The present study investigated the effect of instructional rubrics developed by learners including
students with disabilities in two sixth year inclusive classes. The control group students were given
instructional rubrics by the teacher, while students in the experimental group were required to
develop instructional rubrics by themselves through teacher-learner negotiation. The findings, after
teaching twelve class hours over six weeks, revealed that post-test results in science academic
achievement improved significantly compared to those of pre-test. In particular, the experimental
group showed much more improvement in academic achievement than the control group. The

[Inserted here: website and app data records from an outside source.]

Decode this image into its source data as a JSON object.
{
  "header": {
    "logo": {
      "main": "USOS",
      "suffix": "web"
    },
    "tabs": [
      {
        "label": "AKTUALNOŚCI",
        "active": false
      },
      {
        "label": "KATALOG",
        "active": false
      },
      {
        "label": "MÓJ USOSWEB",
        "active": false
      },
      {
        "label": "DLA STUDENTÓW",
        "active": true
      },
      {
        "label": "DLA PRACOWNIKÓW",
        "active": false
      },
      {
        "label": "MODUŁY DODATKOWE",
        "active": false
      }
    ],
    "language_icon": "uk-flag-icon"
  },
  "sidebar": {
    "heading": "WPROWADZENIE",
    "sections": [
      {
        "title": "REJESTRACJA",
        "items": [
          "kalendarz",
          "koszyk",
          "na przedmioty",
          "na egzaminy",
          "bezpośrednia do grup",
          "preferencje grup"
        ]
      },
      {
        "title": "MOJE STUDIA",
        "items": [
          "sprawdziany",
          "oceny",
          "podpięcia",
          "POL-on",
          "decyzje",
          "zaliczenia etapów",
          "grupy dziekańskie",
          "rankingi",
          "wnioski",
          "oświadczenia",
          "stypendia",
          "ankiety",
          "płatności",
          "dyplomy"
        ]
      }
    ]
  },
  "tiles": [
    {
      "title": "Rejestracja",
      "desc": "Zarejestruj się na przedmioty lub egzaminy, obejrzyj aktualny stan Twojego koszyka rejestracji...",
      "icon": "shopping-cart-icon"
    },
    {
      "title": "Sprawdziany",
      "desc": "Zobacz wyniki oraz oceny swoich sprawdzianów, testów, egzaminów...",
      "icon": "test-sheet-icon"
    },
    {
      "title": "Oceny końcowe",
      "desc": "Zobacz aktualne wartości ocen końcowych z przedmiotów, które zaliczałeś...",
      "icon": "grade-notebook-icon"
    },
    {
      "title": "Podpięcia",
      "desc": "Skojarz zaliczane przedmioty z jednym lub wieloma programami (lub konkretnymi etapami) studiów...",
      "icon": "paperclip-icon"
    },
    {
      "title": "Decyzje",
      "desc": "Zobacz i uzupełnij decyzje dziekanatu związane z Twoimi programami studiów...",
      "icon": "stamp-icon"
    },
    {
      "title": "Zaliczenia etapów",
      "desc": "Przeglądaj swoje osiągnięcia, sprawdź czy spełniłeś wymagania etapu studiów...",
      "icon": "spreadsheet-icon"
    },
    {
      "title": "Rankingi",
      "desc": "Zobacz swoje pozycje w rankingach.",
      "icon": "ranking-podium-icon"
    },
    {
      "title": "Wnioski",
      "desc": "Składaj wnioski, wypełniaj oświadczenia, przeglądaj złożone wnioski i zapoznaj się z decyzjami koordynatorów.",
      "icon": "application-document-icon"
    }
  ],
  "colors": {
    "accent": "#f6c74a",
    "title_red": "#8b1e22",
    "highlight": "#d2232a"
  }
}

experimental group presented a higher level of self-efficacy than the control group.